◆ **TASK TO CARRY OUT**: How many of the lines below hold the string "Takipçilere"? Say only the number.

◆ **SOURCE INFORMATION**:
────────────────

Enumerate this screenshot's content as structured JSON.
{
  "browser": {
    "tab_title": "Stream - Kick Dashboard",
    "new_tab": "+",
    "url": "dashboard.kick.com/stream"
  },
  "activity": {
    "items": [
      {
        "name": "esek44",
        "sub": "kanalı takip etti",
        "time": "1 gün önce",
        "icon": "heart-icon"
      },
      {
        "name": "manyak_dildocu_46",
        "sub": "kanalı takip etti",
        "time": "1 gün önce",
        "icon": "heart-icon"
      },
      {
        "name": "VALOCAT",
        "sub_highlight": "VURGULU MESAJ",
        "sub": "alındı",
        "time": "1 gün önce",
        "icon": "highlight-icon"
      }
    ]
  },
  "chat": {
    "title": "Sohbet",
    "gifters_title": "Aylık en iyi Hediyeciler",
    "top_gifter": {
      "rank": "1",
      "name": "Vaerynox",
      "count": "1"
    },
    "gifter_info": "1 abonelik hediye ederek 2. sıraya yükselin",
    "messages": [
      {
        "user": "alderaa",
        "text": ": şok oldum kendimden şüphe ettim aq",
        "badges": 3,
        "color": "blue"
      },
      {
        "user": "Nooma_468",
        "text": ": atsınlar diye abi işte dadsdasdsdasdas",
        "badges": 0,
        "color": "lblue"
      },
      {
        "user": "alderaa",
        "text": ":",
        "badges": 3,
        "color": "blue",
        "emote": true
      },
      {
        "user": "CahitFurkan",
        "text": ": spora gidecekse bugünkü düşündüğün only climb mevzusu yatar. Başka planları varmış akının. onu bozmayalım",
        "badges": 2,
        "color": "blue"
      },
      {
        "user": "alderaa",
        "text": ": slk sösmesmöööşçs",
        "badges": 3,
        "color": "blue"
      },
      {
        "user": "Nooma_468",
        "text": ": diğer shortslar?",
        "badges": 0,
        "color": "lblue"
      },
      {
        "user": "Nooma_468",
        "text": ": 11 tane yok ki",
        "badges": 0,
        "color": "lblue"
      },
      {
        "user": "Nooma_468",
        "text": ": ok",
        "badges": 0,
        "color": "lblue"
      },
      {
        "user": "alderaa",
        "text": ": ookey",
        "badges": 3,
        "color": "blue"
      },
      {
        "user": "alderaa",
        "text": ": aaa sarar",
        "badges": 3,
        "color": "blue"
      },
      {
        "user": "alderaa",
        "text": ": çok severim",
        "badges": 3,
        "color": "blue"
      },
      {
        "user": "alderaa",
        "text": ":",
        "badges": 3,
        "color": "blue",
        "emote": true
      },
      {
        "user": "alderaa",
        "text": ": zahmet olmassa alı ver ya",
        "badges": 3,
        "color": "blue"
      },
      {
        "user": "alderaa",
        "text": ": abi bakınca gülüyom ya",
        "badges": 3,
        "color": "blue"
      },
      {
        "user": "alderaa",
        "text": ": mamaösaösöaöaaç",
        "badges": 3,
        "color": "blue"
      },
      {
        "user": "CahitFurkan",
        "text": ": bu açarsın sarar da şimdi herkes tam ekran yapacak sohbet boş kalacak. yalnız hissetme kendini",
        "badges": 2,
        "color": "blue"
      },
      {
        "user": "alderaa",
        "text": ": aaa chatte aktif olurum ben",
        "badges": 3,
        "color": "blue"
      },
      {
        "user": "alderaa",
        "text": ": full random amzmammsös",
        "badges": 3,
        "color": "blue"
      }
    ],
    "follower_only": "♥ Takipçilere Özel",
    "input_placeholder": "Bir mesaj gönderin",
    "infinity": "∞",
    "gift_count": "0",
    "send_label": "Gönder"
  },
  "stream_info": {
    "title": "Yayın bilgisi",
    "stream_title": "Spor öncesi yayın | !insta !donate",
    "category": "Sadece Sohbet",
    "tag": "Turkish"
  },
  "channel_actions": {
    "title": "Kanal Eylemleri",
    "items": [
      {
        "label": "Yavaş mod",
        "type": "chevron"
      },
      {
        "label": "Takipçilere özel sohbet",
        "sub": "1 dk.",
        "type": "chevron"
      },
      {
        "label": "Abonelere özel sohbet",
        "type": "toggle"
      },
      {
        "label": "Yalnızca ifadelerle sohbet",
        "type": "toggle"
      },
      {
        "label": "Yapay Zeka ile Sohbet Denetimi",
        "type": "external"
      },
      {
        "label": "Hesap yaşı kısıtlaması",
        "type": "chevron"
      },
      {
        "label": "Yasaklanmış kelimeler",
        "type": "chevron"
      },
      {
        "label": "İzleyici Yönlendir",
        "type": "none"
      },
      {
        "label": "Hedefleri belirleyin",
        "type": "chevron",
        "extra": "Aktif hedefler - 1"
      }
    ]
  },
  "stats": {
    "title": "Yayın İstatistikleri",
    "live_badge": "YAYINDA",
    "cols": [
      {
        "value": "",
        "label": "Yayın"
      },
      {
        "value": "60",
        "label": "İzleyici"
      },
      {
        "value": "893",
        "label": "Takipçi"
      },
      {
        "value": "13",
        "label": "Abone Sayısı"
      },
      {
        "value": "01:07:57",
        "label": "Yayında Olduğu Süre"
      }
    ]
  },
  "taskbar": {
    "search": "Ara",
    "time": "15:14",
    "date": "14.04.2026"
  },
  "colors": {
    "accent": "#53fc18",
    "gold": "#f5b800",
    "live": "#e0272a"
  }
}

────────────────

◆ **ANSWER**: 2